- [Task item]: Bring together every line in the data that includes "comment".

- [Element data from apps and pages]:
________________________

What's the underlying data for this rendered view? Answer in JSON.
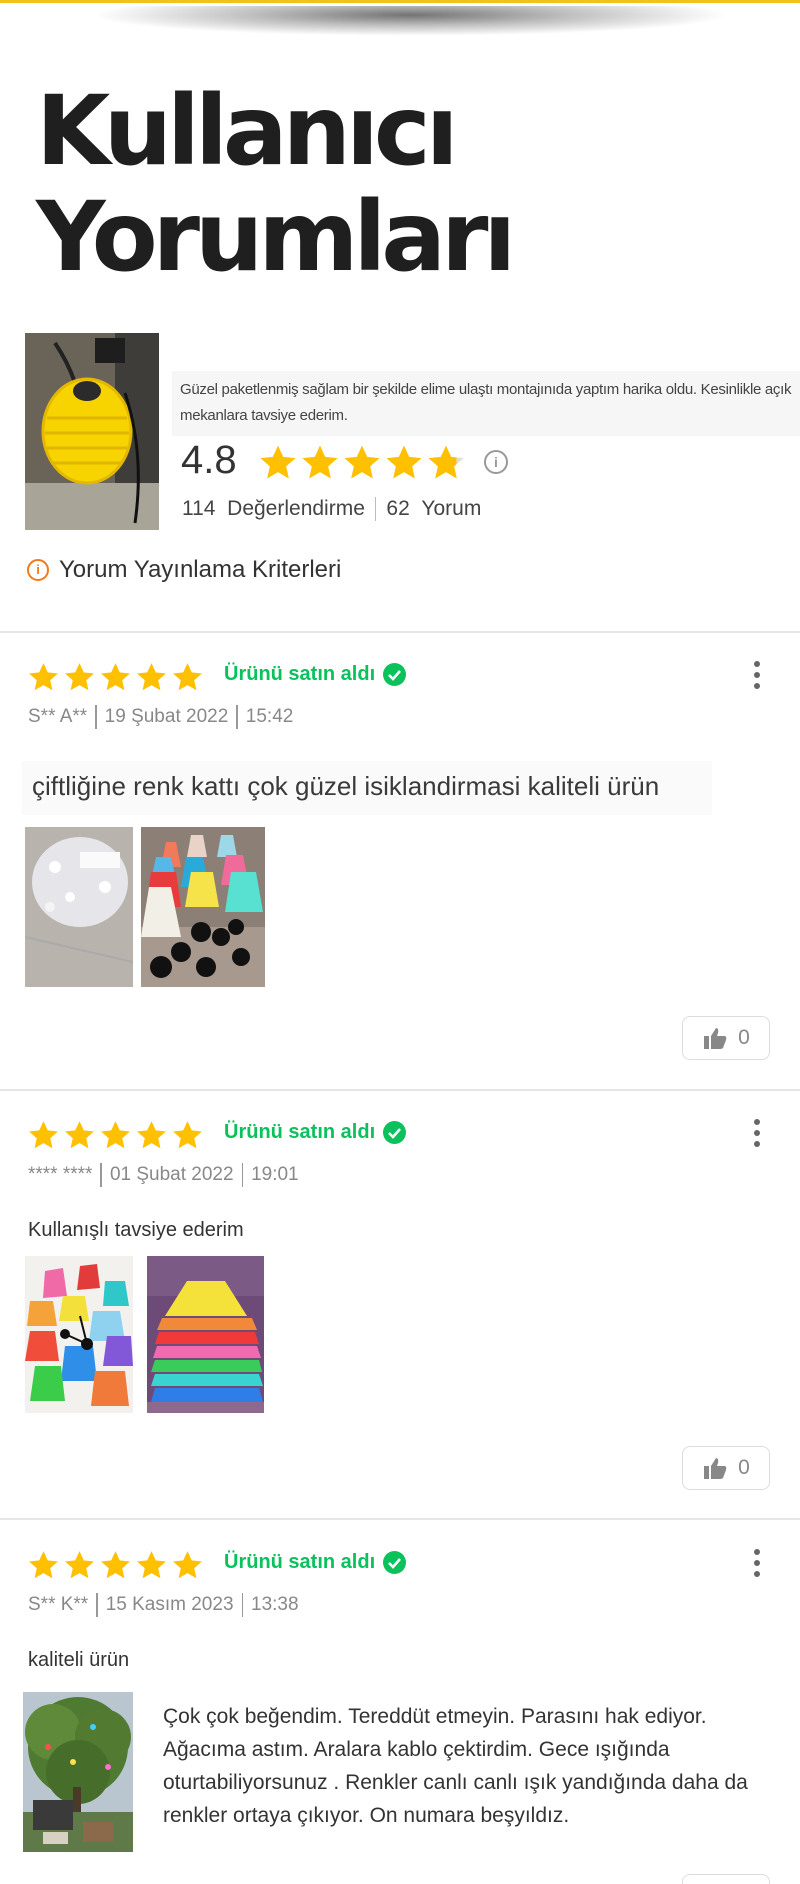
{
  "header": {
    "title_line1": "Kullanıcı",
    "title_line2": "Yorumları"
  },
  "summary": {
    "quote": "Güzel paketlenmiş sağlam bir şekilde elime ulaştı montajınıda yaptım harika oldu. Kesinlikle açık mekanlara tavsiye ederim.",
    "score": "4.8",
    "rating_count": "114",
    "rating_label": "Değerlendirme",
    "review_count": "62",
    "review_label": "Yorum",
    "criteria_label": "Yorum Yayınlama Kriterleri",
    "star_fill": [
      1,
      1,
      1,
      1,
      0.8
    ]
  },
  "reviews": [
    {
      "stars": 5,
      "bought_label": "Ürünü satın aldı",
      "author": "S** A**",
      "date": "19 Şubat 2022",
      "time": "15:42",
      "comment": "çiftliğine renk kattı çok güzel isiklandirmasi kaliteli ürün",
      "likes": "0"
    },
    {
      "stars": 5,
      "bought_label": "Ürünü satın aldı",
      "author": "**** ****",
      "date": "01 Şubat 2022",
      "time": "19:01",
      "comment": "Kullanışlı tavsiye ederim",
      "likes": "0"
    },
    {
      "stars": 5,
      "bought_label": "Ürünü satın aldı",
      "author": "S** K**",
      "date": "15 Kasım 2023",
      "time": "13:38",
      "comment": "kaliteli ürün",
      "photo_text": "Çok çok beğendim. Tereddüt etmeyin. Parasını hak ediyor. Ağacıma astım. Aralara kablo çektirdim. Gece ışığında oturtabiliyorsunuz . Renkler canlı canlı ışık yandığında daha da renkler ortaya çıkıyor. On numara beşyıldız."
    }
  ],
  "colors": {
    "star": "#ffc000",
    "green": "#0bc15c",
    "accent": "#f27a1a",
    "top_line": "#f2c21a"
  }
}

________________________

- [Your solution]:
      "comment": "çiftliğine renk kattı çok güzel isiklandirmasi kaliteli ürün",
      "comment": "Kullanışlı tavsiye ederim",
      "comment": "kaliteli ürün",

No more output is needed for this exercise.